----- THE DATA -----

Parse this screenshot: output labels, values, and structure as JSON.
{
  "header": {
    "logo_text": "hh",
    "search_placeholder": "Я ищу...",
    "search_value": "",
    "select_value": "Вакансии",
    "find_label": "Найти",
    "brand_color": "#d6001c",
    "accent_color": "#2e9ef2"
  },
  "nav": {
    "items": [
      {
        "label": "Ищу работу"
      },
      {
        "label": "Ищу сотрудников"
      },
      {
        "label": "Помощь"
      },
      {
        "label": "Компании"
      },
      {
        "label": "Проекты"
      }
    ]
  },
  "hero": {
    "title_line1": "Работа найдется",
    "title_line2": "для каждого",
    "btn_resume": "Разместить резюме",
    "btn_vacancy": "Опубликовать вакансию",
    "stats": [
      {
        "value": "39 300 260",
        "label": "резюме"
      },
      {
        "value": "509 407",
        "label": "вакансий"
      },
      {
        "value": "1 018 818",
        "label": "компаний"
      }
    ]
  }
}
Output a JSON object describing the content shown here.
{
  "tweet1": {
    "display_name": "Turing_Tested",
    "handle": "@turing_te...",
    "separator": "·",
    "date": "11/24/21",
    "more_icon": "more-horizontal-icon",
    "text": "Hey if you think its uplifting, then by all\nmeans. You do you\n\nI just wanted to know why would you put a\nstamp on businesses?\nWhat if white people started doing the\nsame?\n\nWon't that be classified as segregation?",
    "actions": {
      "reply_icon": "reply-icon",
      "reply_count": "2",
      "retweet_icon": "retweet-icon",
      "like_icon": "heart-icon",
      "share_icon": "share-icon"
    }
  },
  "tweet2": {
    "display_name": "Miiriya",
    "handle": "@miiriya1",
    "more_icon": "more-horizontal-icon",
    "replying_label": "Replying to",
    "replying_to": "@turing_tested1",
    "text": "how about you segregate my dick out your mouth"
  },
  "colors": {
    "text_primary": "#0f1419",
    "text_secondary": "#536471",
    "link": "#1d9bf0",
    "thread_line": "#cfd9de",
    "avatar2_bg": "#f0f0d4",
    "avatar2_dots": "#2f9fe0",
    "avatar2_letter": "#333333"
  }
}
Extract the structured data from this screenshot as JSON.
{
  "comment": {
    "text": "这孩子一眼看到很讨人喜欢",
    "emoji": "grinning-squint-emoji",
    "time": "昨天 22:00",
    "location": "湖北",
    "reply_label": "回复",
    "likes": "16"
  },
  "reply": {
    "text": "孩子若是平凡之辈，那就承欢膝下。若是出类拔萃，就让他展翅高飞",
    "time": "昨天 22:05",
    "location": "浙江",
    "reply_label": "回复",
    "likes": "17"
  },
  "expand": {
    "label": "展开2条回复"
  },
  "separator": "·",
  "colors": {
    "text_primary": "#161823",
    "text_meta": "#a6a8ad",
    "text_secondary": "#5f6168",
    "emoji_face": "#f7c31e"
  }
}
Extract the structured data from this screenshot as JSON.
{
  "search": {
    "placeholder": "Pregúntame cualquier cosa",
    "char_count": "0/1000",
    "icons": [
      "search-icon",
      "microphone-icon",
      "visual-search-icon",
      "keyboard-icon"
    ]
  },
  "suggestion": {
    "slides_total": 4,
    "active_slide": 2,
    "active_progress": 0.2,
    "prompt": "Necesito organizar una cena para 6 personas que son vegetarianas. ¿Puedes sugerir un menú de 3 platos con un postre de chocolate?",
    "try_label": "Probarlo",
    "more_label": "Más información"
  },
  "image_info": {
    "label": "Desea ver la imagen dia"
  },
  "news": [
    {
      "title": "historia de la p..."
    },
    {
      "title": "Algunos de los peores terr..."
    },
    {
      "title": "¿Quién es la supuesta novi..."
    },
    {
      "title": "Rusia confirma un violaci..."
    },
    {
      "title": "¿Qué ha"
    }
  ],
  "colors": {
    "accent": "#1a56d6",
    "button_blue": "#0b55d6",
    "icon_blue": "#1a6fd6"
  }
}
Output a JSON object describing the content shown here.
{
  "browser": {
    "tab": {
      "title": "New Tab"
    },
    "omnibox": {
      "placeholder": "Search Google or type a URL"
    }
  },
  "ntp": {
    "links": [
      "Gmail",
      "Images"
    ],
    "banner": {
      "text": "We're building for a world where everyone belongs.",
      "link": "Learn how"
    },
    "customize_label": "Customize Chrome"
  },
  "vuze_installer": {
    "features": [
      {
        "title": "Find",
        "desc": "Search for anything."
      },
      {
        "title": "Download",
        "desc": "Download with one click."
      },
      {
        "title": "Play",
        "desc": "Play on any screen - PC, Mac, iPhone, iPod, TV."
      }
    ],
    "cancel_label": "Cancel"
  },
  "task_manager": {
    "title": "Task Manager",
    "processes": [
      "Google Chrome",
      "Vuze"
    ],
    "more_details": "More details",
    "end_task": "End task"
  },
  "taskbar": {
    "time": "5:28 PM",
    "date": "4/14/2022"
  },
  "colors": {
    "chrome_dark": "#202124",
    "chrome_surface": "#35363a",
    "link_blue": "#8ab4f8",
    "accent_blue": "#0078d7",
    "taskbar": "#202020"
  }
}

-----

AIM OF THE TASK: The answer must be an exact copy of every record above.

ANSWER SPACE:
Parse this screenshot: output labels, values, and structure as JSON.
{
  "header": {
    "logo_text": "hh",
    "search_placeholder": "Я ищу...",
    "search_value": "",
    "select_value": "Вакансии",
    "find_label": "Найти",
    "brand_color": "#d6001c",
    "accent_color": "#2e9ef2"
  },
  "nav": {
    "items": [
      {
        "label": "Ищу работу"
      },
      {
        "label": "Ищу сотрудников"
      },
      {
        "label": "Помощь"
      },
      {
        "label": "Компании"
      },
      {
        "label": "Проекты"
      }
    ]
  },
  "hero": {
    "title_line1": "Работа найдется",
    "title_line2": "для каждого",
    "btn_resume": "Разместить резюме",
    "btn_vacancy": "Опубликовать вакансию",
    "stats": [
      {
        "value": "39 300 260",
        "label": "резюме"
      },
      {
        "value": "509 407",
        "label": "вакансий"
      },
      {
        "value": "1 018 818",
        "label": "компаний"
      }
    ]
  }
}
Output a JSON object describing the content shown here.
{
  "tweet1": {
    "display_name": "Turing_Tested",
    "handle": "@turing_te...",
    "separator": "·",
    "date": "11/24/21",
    "more_icon": "more-horizontal-icon",
    "text": "Hey if you think its uplifting, then by all\nmeans. You do you\n\nI just wanted to know why would you put a\nstamp on businesses?\nWhat if white people started doing the\nsame?\n\nWon't that be classified as segregation?",
    "actions": {
      "reply_icon": "reply-icon",
      "reply_count": "2",
      "retweet_icon": "retweet-icon",
      "like_icon": "heart-icon",
      "share_icon": "share-icon"
    }
  },
  "tweet2": {
    "display_name": "Miiriya",
    "handle": "@miiriya1",
    "more_icon": "more-horizontal-icon",
    "replying_label": "Replying to",
    "replying_to": "@turing_tested1",
    "text": "how about you segregate my dick out your mouth"
  },
  "colors": {
    "text_primary": "#0f1419",
    "text_secondary": "#536471",
    "link": "#1d9bf0",
    "thread_line": "#cfd9de",
    "avatar2_bg": "#f0f0d4",
    "avatar2_dots": "#2f9fe0",
    "avatar2_letter": "#333333"
  }
}
Extract the structured data from this screenshot as JSON.
{
  "comment": {
    "text": "这孩子一眼看到很讨人喜欢",
    "emoji": "grinning-squint-emoji",
    "time": "昨天 22:00",
    "location": "湖北",
    "reply_label": "回复",
    "likes": "16"
  },
  "reply": {
    "text": "孩子若是平凡之辈，那就承欢膝下。若是出类拔萃，就让他展翅高飞",
    "time": "昨天 22:05",
    "location": "浙江",
    "reply_label": "回复",
    "likes": "17"
  },
  "expand": {
    "label": "展开2条回复"
  },
  "separator": "·",
  "colors": {
    "text_primary": "#161823",
    "text_meta": "#a6a8ad",
    "text_secondary": "#5f6168",
    "emoji_face": "#f7c31e"
  }
}
Extract the structured data from this screenshot as JSON.
{
  "search": {
    "placeholder": "Pregúntame cualquier cosa",
    "char_count": "0/1000",
    "icons": [
      "search-icon",
      "microphone-icon",
      "visual-search-icon",
      "keyboard-icon"
    ]
  },
  "suggestion": {
    "slides_total": 4,
    "active_slide": 2,
    "active_progress": 0.2,
    "prompt": "Necesito organizar una cena para 6 personas que son vegetarianas. ¿Puedes sugerir un menú de 3 platos con un postre de chocolate?",
    "try_label": "Probarlo",
    "more_label": "Más información"
  },
  "image_info": {
    "label": "Desea ver la imagen dia"
  },
  "news": [
    {
      "title": "historia de la p..."
    },
    {
      "title": "Algunos de los peores terr..."
    },
    {
      "title": "¿Quién es la supuesta novi..."
    },
    {
      "title": "Rusia confirma un violaci..."
    },
    {
      "title": "¿Qué ha"
    }
  ],
  "colors": {
    "accent": "#1a56d6",
    "button_blue": "#0b55d6",
    "icon_blue": "#1a6fd6"
  }
}
Output a JSON object describing the content shown here.
{
  "browser": {
    "tab": {
      "title": "New Tab"
    },
    "omnibox": {
      "placeholder": "Search Google or type a URL"
    }
  },
  "ntp": {
    "links": [
      "Gmail",
      "Images"
    ],
    "banner": {
      "text": "We're building for a world where everyone belongs.",
      "link": "Learn how"
    },
    "customize_label": "Customize Chrome"
  },
  "vuze_installer": {
    "features": [
      {
        "title": "Find",
        "desc": "Search for anything."
      },
      {
        "title": "Download",
        "desc": "Download with one click."
      },
      {
        "title": "Play",
        "desc": "Play on any screen - PC, Mac, iPhone, iPod, TV."
      }
    ],
    "cancel_label": "Cancel"
  },
  "task_manager": {
    "title": "Task Manager",
    "processes": [
      "Google Chrome",
      "Vuze"
    ],
    "more_details": "More details",
    "end_task": "End task"
  },
  "taskbar": {
    "time": "5:28 PM",
    "date": "4/14/2022"
  },
  "colors": {
    "chrome_dark": "#202124",
    "chrome_surface": "#35363a",
    "link_blue": "#8ab4f8",
    "accent_blue": "#0078d7",
    "taskbar": "#202020"
  }
}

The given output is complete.